*The task*
Scan the data for "with" and copy the lines it appears in.

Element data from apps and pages
_ _ _ _ _ _ _

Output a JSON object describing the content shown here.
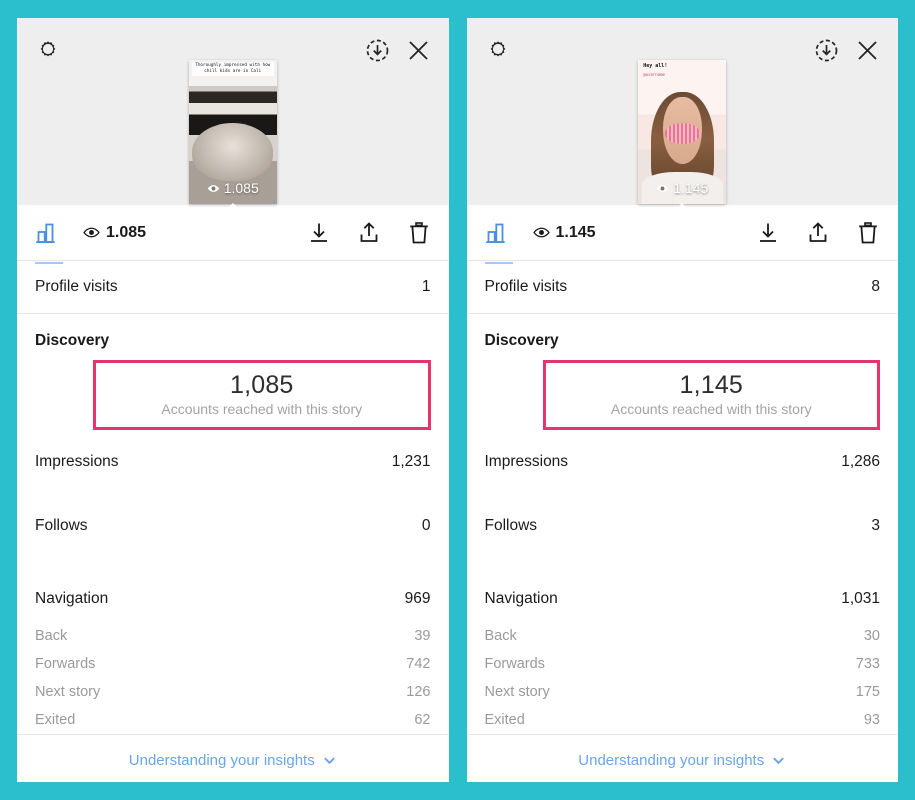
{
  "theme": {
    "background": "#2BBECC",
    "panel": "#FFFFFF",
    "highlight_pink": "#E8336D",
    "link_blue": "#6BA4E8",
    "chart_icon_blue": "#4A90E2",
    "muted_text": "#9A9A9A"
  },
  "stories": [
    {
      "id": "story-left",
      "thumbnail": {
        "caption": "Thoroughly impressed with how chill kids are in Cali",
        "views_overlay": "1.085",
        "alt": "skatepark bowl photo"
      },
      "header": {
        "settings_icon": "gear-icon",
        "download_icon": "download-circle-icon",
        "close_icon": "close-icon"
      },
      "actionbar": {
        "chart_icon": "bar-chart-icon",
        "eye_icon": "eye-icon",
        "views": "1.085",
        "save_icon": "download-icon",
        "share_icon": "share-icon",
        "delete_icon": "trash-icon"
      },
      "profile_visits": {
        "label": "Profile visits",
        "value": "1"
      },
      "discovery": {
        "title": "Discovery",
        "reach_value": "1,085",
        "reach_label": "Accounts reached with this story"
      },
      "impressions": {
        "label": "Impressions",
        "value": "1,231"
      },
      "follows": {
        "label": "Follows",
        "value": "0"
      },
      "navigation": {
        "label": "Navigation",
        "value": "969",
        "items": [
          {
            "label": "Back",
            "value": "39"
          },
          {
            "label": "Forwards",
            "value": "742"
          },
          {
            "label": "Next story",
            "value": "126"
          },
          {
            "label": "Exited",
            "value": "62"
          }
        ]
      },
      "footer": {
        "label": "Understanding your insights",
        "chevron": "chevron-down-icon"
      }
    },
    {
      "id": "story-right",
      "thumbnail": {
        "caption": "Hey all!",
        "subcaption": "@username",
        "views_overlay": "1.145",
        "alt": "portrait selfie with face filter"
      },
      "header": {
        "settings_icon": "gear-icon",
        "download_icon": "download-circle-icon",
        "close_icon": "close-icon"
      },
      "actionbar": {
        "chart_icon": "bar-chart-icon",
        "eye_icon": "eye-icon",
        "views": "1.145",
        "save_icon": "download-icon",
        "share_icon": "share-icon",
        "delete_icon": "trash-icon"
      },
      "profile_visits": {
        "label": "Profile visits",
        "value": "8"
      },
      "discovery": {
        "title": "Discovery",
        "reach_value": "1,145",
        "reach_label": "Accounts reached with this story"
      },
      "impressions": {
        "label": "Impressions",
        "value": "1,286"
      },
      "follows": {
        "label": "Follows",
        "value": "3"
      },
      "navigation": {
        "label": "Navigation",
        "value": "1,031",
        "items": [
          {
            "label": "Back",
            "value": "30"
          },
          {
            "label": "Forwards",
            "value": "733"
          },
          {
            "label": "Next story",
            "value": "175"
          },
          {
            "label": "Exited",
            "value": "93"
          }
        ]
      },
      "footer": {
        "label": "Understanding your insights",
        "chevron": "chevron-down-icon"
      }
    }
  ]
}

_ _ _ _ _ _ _

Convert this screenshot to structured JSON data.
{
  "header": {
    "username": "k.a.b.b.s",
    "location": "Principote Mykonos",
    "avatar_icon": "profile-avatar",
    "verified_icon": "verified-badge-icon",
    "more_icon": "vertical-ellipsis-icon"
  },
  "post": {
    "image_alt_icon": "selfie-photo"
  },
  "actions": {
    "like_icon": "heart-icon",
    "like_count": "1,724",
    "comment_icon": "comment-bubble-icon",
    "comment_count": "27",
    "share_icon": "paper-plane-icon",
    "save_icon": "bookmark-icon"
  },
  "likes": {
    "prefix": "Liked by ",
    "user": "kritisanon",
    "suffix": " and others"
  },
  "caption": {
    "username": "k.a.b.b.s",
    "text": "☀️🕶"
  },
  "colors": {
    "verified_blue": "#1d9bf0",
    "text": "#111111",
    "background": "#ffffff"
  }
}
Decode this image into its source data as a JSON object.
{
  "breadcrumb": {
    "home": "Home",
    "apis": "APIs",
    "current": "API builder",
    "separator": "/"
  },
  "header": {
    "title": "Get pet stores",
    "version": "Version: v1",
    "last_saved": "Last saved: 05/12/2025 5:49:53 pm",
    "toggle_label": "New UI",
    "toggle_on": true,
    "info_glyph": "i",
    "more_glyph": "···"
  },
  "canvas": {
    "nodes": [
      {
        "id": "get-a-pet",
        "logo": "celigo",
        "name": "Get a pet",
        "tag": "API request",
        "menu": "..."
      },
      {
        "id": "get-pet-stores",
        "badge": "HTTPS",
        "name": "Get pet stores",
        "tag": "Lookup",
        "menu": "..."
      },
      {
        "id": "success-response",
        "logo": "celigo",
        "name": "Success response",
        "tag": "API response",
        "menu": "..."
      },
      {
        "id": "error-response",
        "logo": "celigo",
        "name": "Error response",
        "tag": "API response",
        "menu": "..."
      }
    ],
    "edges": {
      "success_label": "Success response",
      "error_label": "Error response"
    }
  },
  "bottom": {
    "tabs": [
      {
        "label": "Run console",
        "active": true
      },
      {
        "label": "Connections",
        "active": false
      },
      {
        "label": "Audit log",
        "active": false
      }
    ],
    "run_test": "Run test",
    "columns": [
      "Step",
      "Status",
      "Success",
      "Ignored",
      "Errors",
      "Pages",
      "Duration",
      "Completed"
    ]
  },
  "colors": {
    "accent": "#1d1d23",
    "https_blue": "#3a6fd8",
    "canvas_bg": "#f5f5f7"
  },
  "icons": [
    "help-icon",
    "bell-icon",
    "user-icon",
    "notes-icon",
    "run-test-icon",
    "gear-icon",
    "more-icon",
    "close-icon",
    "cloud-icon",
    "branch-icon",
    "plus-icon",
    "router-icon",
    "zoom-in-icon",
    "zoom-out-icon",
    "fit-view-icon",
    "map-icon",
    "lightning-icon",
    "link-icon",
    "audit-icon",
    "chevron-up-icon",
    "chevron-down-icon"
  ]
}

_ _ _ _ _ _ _

*Written reply*
        "caption": "Thoroughly impressed with how chill kids are in Cali",
        "reach_label": "Accounts reached with this story"
        "alt": "portrait selfie with face filter"
        "reach_label": "Accounts reached with this story"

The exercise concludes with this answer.